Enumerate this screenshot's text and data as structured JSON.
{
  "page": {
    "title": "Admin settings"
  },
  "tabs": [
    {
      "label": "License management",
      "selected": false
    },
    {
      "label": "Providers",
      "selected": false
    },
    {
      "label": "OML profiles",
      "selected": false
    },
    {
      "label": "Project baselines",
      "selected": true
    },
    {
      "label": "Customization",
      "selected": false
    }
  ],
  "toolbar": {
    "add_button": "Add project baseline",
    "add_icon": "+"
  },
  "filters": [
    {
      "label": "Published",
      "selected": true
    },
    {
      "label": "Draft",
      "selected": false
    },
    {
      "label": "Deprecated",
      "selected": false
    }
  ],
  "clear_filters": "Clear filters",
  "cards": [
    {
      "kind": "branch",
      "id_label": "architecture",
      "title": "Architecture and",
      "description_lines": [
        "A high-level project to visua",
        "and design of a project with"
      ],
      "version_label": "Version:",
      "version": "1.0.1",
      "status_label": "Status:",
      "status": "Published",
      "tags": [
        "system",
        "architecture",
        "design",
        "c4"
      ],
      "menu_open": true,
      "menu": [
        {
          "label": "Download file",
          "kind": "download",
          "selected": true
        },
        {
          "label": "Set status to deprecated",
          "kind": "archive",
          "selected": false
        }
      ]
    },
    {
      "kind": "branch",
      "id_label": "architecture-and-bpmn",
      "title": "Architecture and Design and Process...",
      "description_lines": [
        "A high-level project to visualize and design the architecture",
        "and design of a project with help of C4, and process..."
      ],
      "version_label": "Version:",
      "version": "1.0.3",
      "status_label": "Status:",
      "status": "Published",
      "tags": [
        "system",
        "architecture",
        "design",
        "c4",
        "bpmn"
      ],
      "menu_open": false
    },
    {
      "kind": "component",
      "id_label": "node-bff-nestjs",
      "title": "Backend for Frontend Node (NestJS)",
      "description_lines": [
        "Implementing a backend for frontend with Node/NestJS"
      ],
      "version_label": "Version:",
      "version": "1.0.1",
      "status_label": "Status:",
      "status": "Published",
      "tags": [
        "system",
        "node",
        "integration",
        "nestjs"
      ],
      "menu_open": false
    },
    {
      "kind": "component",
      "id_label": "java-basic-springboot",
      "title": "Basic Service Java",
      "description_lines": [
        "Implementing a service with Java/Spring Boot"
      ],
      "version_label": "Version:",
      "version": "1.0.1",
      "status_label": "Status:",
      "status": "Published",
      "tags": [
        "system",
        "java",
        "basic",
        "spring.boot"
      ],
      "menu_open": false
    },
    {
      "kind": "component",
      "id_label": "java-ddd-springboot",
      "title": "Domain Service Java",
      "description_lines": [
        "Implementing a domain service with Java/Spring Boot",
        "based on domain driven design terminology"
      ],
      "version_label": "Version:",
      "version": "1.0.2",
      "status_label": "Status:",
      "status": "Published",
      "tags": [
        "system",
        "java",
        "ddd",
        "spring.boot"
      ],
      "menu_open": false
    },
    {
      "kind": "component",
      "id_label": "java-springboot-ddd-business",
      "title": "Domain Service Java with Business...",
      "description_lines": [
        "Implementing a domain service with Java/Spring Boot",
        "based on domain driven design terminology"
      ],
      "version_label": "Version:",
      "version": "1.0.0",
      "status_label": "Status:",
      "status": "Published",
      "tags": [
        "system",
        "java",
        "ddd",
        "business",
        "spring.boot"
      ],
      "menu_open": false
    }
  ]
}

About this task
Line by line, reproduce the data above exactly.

Answer for the task
Enumerate this screenshot's text and data as structured JSON.
{
  "page": {
    "title": "Admin settings"
  },
  "tabs": [
    {
      "label": "License management",
      "selected": false
    },
    {
      "label": "Providers",
      "selected": false
    },
    {
      "label": "OML profiles",
      "selected": false
    },
    {
      "label": "Project baselines",
      "selected": true
    },
    {
      "label": "Customization",
      "selected": false
    }
  ],
  "toolbar": {
    "add_button": "Add project baseline",
    "add_icon": "+"
  },
  "filters": [
    {
      "label": "Published",
      "selected": true
    },
    {
      "label": "Draft",
      "selected": false
    },
    {
      "label": "Deprecated",
      "selected": false
    }
  ],
  "clear_filters": "Clear filters",
  "cards": [
    {
      "kind": "branch",
      "id_label": "architecture",
      "title": "Architecture and",
      "description_lines": [
        "A high-level project to visua",
        "and design of a project with"
      ],
      "version_label": "Version:",
      "version": "1.0.1",
      "status_label": "Status:",
      "status": "Published",
      "tags": [
        "system",
        "architecture",
        "design",
        "c4"
      ],
      "menu_open": true,
      "menu": [
        {
          "label": "Download file",
          "kind": "download",
          "selected": true
        },
        {
          "label": "Set status to deprecated",
          "kind": "archive",
          "selected": false
        }
      ]
    },
    {
      "kind": "branch",
      "id_label": "architecture-and-bpmn",
      "title": "Architecture and Design and Process...",
      "description_lines": [
        "A high-level project to visualize and design the architecture",
        "and design of a project with help of C4, and process..."
      ],
      "version_label": "Version:",
      "version": "1.0.3",
      "status_label": "Status:",
      "status": "Published",
      "tags": [
        "system",
        "architecture",
        "design",
        "c4",
        "bpmn"
      ],
      "menu_open": false
    },
    {
      "kind": "component",
      "id_label": "node-bff-nestjs",
      "title": "Backend for Frontend Node (NestJS)",
      "description_lines": [
        "Implementing a backend for frontend with Node/NestJS"
      ],
      "version_label": "Version:",
      "version": "1.0.1",
      "status_label": "Status:",
      "status": "Published",
      "tags": [
        "system",
        "node",
        "integration",
        "nestjs"
      ],
      "menu_open": false
    },
    {
      "kind": "component",
      "id_label": "java-basic-springboot",
      "title": "Basic Service Java",
      "description_lines": [
        "Implementing a service with Java/Spring Boot"
      ],
      "version_label": "Version:",
      "version": "1.0.1",
      "status_label": "Status:",
      "status": "Published",
      "tags": [
        "system",
        "java",
        "basic",
        "spring.boot"
      ],
      "menu_open": false
    },
    {
      "kind": "component",
      "id_label": "java-ddd-springboot",
      "title": "Domain Service Java",
      "description_lines": [
        "Implementing a domain service with Java/Spring Boot",
        "based on domain driven design terminology"
      ],
      "version_label": "Version:",
      "version": "1.0.2",
      "status_label": "Status:",
      "status": "Published",
      "tags": [
        "system",
        "java",
        "ddd",
        "spring.boot"
      ],
      "menu_open": false
    },
    {
      "kind": "component",
      "id_label": "java-springboot-ddd-business",
      "title": "Domain Service Java with Business...",
      "description_lines": [
        "Implementing a domain service with Java/Spring Boot",
        "based on domain driven design terminology"
      ],
      "version_label": "Version:",
      "version": "1.0.0",
      "status_label": "Status:",
      "status": "Published",
      "tags": [
        "system",
        "java",
        "ddd",
        "business",
        "spring.boot"
      ],
      "menu_open": false
    }
  ]
}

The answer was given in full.